# Work required
The records below are to be written out exactly, with every picture omitted.

━━━━━━━━━━━━━━━━

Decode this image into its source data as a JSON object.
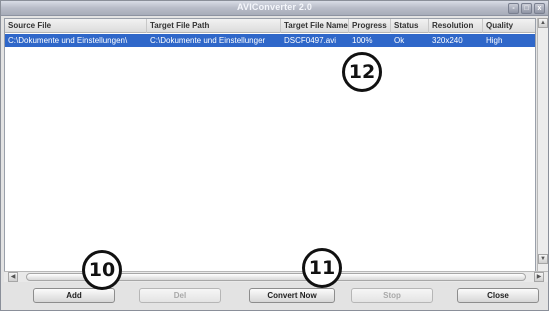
{
  "window": {
    "title": "AVIConverter 2.0",
    "controls": [
      "-",
      "□",
      "x"
    ]
  },
  "table": {
    "headers": [
      "Source File",
      "Target File Path",
      "Target File Name",
      "Progress",
      "Status",
      "Resolution",
      "Quality"
    ],
    "rows": [
      {
        "source": "C:\\Dokumente und Einstellungen\\",
        "target_path": "C:\\Dokumente und Einstellunger",
        "target_name": "DSCF0497.avi",
        "progress": "100%",
        "status": "Ok",
        "resolution": "320x240",
        "quality": "High"
      }
    ]
  },
  "buttons": {
    "add": "Add",
    "del": "Del",
    "convert": "Convert Now",
    "stop": "Stop",
    "close": "Close"
  },
  "callouts": {
    "c10": "10",
    "c11": "11",
    "c12": "12"
  },
  "colors": {
    "selection": "#2f67c9",
    "window_bg": "#e3e3e3"
  }
}
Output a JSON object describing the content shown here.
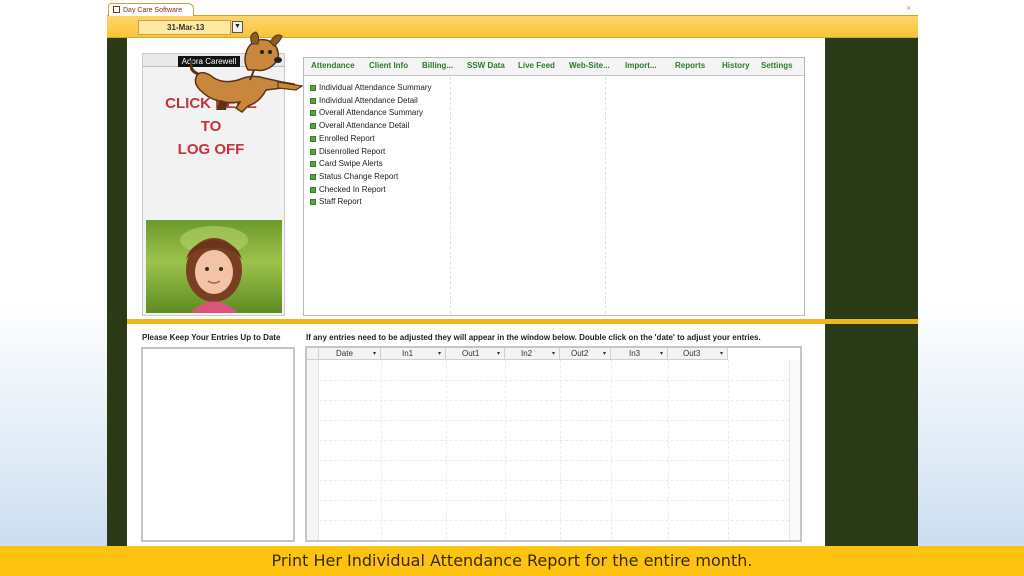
{
  "window": {
    "tab_title": "Day Care Software",
    "close_glyph": "×"
  },
  "header": {
    "date_value": "31-Mar-13",
    "dropdown_glyph": "▼"
  },
  "user_panel": {
    "user_name": "Adora Carewell",
    "logoff_lines": [
      "CLICK HERE",
      "TO",
      "LOG OFF"
    ],
    "photo_icon": "child-photo"
  },
  "nav": {
    "tabs": [
      "Attendance",
      "Client Info",
      "Billing...",
      "SSW Data",
      "Live Feed",
      "Web-Site...",
      "Import...",
      "Reports",
      "History",
      "Settings"
    ],
    "reports": [
      "Individual Attendance Summary",
      "Individual Attendance Detail",
      "Overall Attendance Summary",
      "Overall Attendance Detail",
      "Enrolled Report",
      "Disenrolled Report",
      "Card Swipe Alerts",
      "Status Change Report",
      "Checked In Report",
      "Staff Report"
    ]
  },
  "lower": {
    "keep_label": "Please Keep Your Entries Up to Date",
    "adjust_label": "If any entries need to be adjusted they will appear in the window below. Double click on the 'date' to adjust your entries.",
    "columns": [
      "Date",
      "In1",
      "Out1",
      "In2",
      "Out2",
      "In3",
      "Out3"
    ],
    "sort_glyph": "▾"
  },
  "caption": "Print Her Individual Attendance Report for the entire month.",
  "colors": {
    "accent_gold": "#efb51f",
    "dark_panel": "#2b3a16",
    "tab_green": "#2d7a2d",
    "logoff_red": "#c8323c"
  }
}
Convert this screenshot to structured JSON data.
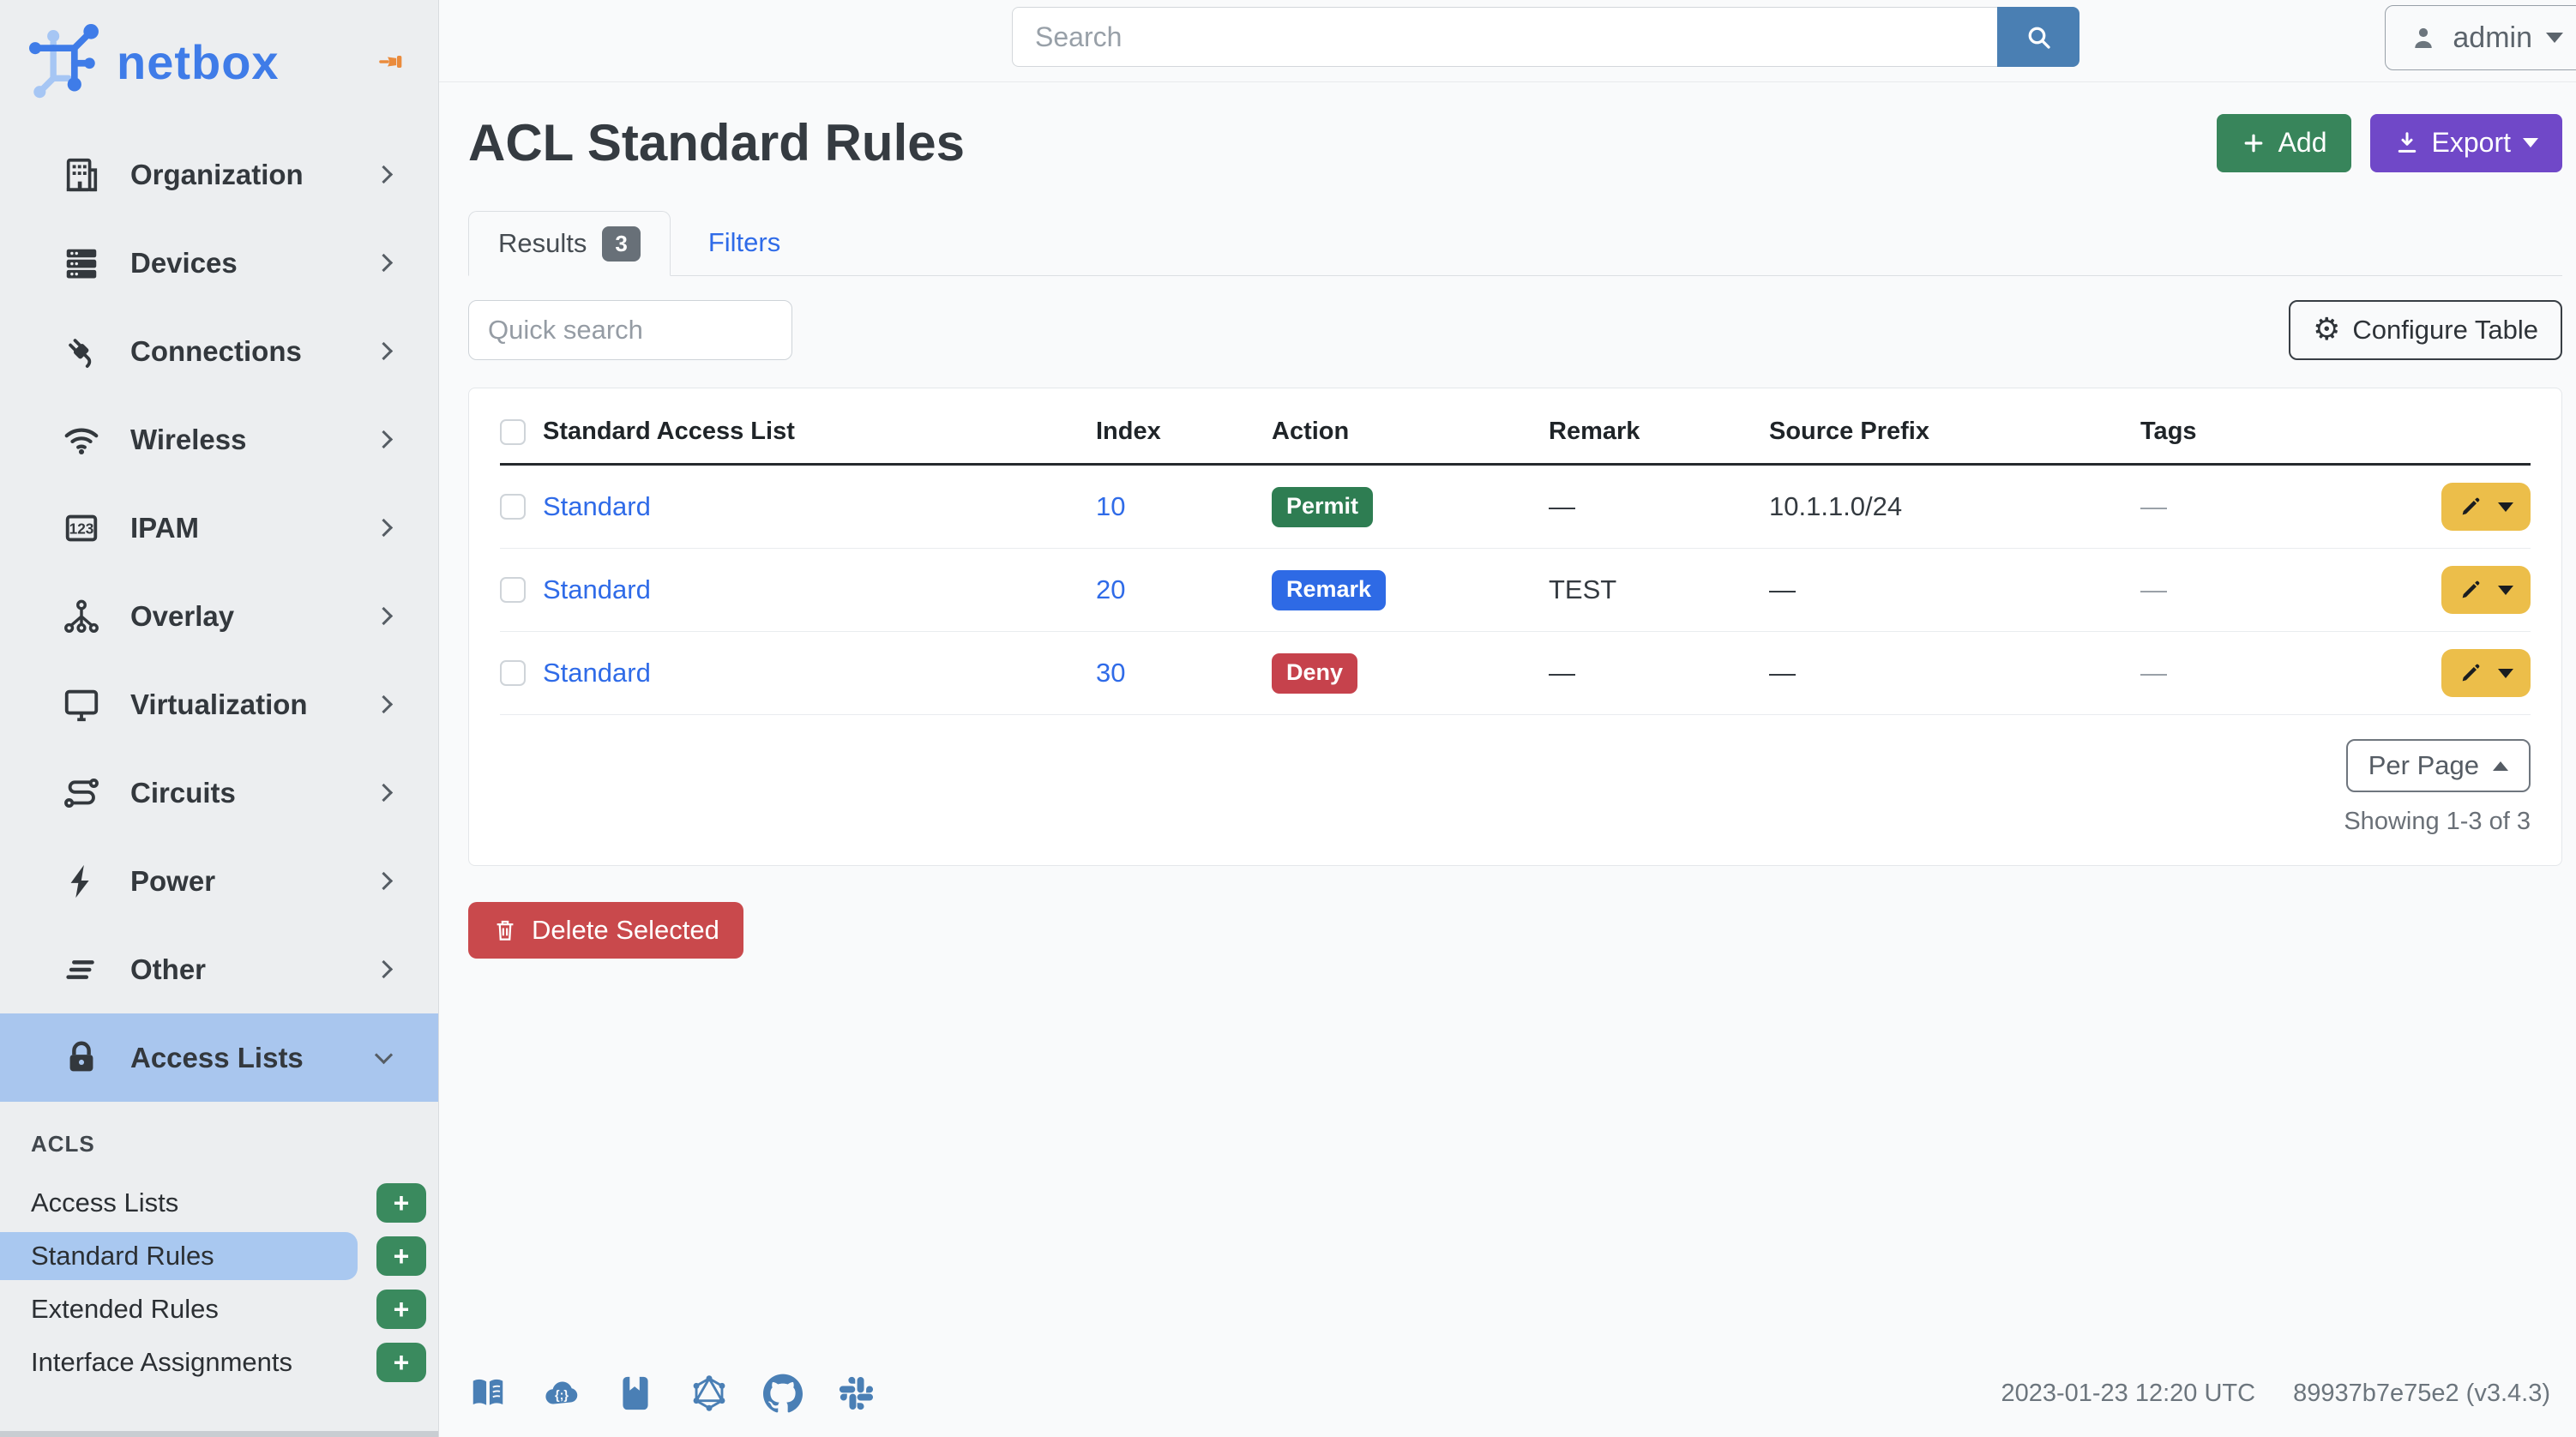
{
  "brand": {
    "name": "netbox"
  },
  "sidebar": {
    "items": [
      {
        "label": "Organization"
      },
      {
        "label": "Devices"
      },
      {
        "label": "Connections"
      },
      {
        "label": "Wireless"
      },
      {
        "label": "IPAM"
      },
      {
        "label": "Overlay"
      },
      {
        "label": "Virtualization"
      },
      {
        "label": "Circuits"
      },
      {
        "label": "Power"
      },
      {
        "label": "Other"
      },
      {
        "label": "Access Lists",
        "state": "active-expanded"
      }
    ],
    "section": {
      "title": "ACLS",
      "add_label": "+",
      "items": [
        {
          "label": "Access Lists"
        },
        {
          "label": "Standard Rules",
          "active": true
        },
        {
          "label": "Extended Rules"
        },
        {
          "label": "Interface Assignments"
        }
      ]
    }
  },
  "topbar": {
    "search_placeholder": "Search",
    "user": "admin"
  },
  "page": {
    "title": "ACL Standard Rules",
    "add_label": "Add",
    "export_label": "Export"
  },
  "tabs": {
    "results": "Results",
    "results_count": "3",
    "filters": "Filters"
  },
  "table_controls": {
    "quick_search_placeholder": "Quick search",
    "configure_label": "Configure Table",
    "gear_glyph": "⚙"
  },
  "table": {
    "columns": [
      "Standard Access List",
      "Index",
      "Action",
      "Remark",
      "Source Prefix",
      "Tags"
    ],
    "rows": [
      {
        "name": "Standard",
        "index": "10",
        "action": "Permit",
        "remark": "—",
        "source_prefix": "10.1.1.0/24",
        "tags": "—"
      },
      {
        "name": "Standard",
        "index": "20",
        "action": "Remark",
        "remark": "TEST",
        "source_prefix": "—",
        "tags": "—"
      },
      {
        "name": "Standard",
        "index": "30",
        "action": "Deny",
        "remark": "—",
        "source_prefix": "—",
        "tags": "—"
      }
    ]
  },
  "pagination": {
    "per_page_label": "Per Page",
    "showing": "Showing 1-3 of 3"
  },
  "bulk_actions": {
    "delete_label": "Delete Selected"
  },
  "footer": {
    "timestamp": "2023-01-23 12:20 UTC",
    "version": "89937b7e75e2 (v3.4.3)",
    "icons": [
      "docs-book-icon",
      "api-cloud-icon",
      "source-journal-icon",
      "graphql-icon",
      "github-icon",
      "slack-icon"
    ]
  },
  "colors": {
    "brand_blue": "#3f7ce8",
    "sidebar_active": "#a9c6ee",
    "link_blue": "#2f6be8",
    "permit_green": "#2e7d52",
    "remark_blue": "#2e6ae5",
    "deny_red": "#c6424c",
    "add_green": "#38855b",
    "export_purple": "#7048c8",
    "delete_red": "#c9494c",
    "edit_yellow": "#ecbe4a",
    "search_blue": "#4a7fb3",
    "footer_icon_blue": "#4a7fb5",
    "pin_orange": "#ea8b3c"
  }
}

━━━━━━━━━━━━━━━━

# Exercise result
Decode this image into its source data as a JSON object.
{
  "window": {
    "title": "AVIConverter 2.0",
    "controls": [
      "-",
      "□",
      "x"
    ]
  },
  "table": {
    "headers": [
      "Source File",
      "Target File Path",
      "Target File Name",
      "Progress",
      "Status",
      "Resolution",
      "Quality"
    ],
    "rows": [
      {
        "source": "C:\\Dokumente und Einstellungen\\",
        "target_path": "C:\\Dokumente und Einstellunger",
        "target_name": "DSCF0497.avi",
        "progress": "100%",
        "status": "Ok",
        "resolution": "320x240",
        "quality": "High"
      }
    ]
  },
  "buttons": {
    "add": "Add",
    "del": "Del",
    "convert": "Convert Now",
    "stop": "Stop",
    "close": "Close"
  },
  "callouts": {
    "c10": "10",
    "c11": "11",
    "c12": "12"
  },
  "colors": {
    "selection": "#2f67c9",
    "window_bg": "#e3e3e3"
  }
}
Output a JSON object describing the content shown here.
{
  "window": {
    "tab_title": "Day Care Software",
    "close_glyph": "×"
  },
  "header": {
    "date_value": "31-Mar-13",
    "dropdown_glyph": "▼"
  },
  "user_panel": {
    "user_name": "Adora Carewell",
    "logoff_lines": [
      "CLICK HERE",
      "TO",
      "LOG OFF"
    ],
    "photo_icon": "child-photo"
  },
  "nav": {
    "tabs": [
      "Attendance",
      "Client Info",
      "Billing...",
      "SSW Data",
      "Live Feed",
      "Web-Site...",
      "Import...",
      "Reports",
      "History",
      "Settings"
    ],
    "reports": [
      "Individual Attendance Summary",
      "Individual Attendance Detail",
      "Overall Attendance Summary",
      "Overall Attendance Detail",
      "Enrolled Report",
      "Disenrolled Report",
      "Card Swipe Alerts",
      "Status Change Report",
      "Checked In Report",
      "Staff Report"
    ]
  },
  "lower": {
    "keep_label": "Please Keep Your Entries Up to Date",
    "adjust_label": "If any entries need to be adjusted they will appear in the window below. Double click on the 'date' to adjust your entries.",
    "columns": [
      "Date",
      "In1",
      "Out1",
      "In2",
      "Out2",
      "In3",
      "Out3"
    ],
    "sort_glyph": "▾"
  },
  "caption": "Print Her Individual Attendance Report for the entire month.",
  "colors": {
    "accent_gold": "#efb51f",
    "dark_panel": "#2b3a16",
    "tab_green": "#2d7a2d",
    "logoff_red": "#c8323c"
  }
}
Convert this screenshot to structured JSON data.
{
  "brand": {
    "name": "netbox"
  },
  "sidebar": {
    "items": [
      {
        "label": "Organization"
      },
      {
        "label": "Devices"
      },
      {
        "label": "Connections"
      },
      {
        "label": "Wireless"
      },
      {
        "label": "IPAM"
      },
      {
        "label": "Overlay"
      },
      {
        "label": "Virtualization"
      },
      {
        "label": "Circuits"
      },
      {
        "label": "Power"
      },
      {
        "label": "Other"
      },
      {
        "label": "Access Lists",
        "state": "active-expanded"
      }
    ],
    "section": {
      "title": "ACLS",
      "add_label": "+",
      "items": [
        {
          "label": "Access Lists"
        },
        {
          "label": "Standard Rules",
          "active": true
        },
        {
          "label": "Extended Rules"
        },
        {
          "label": "Interface Assignments"
        }
      ]
    }
  },
  "topbar": {
    "search_placeholder": "Search",
    "user": "admin"
  },
  "page": {
    "title": "ACL Standard Rules",
    "add_label": "Add",
    "export_label": "Export"
  },
  "tabs": {
    "results": "Results",
    "results_count": "3",
    "filters": "Filters"
  },
  "table_controls": {
    "quick_search_placeholder": "Quick search",
    "configure_label": "Configure Table",
    "gear_glyph": "⚙"
  },
  "table": {
    "columns": [
      "Standard Access List",
      "Index",
      "Action",
      "Remark",
      "Source Prefix",
      "Tags"
    ],
    "rows": [
      {
        "name": "Standard",
        "index": "10",
        "action": "Permit",
        "remark": "—",
        "source_prefix": "10.1.1.0/24",
        "tags": "—"
      },
      {
        "name": "Standard",
        "index": "20",
        "action": "Remark",
        "remark": "TEST",
        "source_prefix": "—",
        "tags": "—"
      },
      {
        "name": "Standard",
        "index": "30",
        "action": "Deny",
        "remark": "—",
        "source_prefix": "—",
        "tags": "—"
      }
    ]
  },
  "pagination": {
    "per_page_label": "Per Page",
    "showing": "Showing 1-3 of 3"
  },
  "bulk_actions": {
    "delete_label": "Delete Selected"
  },
  "footer": {
    "timestamp": "2023-01-23 12:20 UTC",
    "version": "89937b7e75e2 (v3.4.3)",
    "icons": [
      "docs-book-icon",
      "api-cloud-icon",
      "source-journal-icon",
      "graphql-icon",
      "github-icon",
      "slack-icon"
    ]
  },
  "colors": {
    "brand_blue": "#3f7ce8",
    "sidebar_active": "#a9c6ee",
    "link_blue": "#2f6be8",
    "permit_green": "#2e7d52",
    "remark_blue": "#2e6ae5",
    "deny_red": "#c6424c",
    "add_green": "#38855b",
    "export_purple": "#7048c8",
    "delete_red": "#c9494c",
    "edit_yellow": "#ecbe4a",
    "search_blue": "#4a7fb3",
    "footer_icon_blue": "#4a7fb5",
    "pin_orange": "#ea8b3c"
  }
}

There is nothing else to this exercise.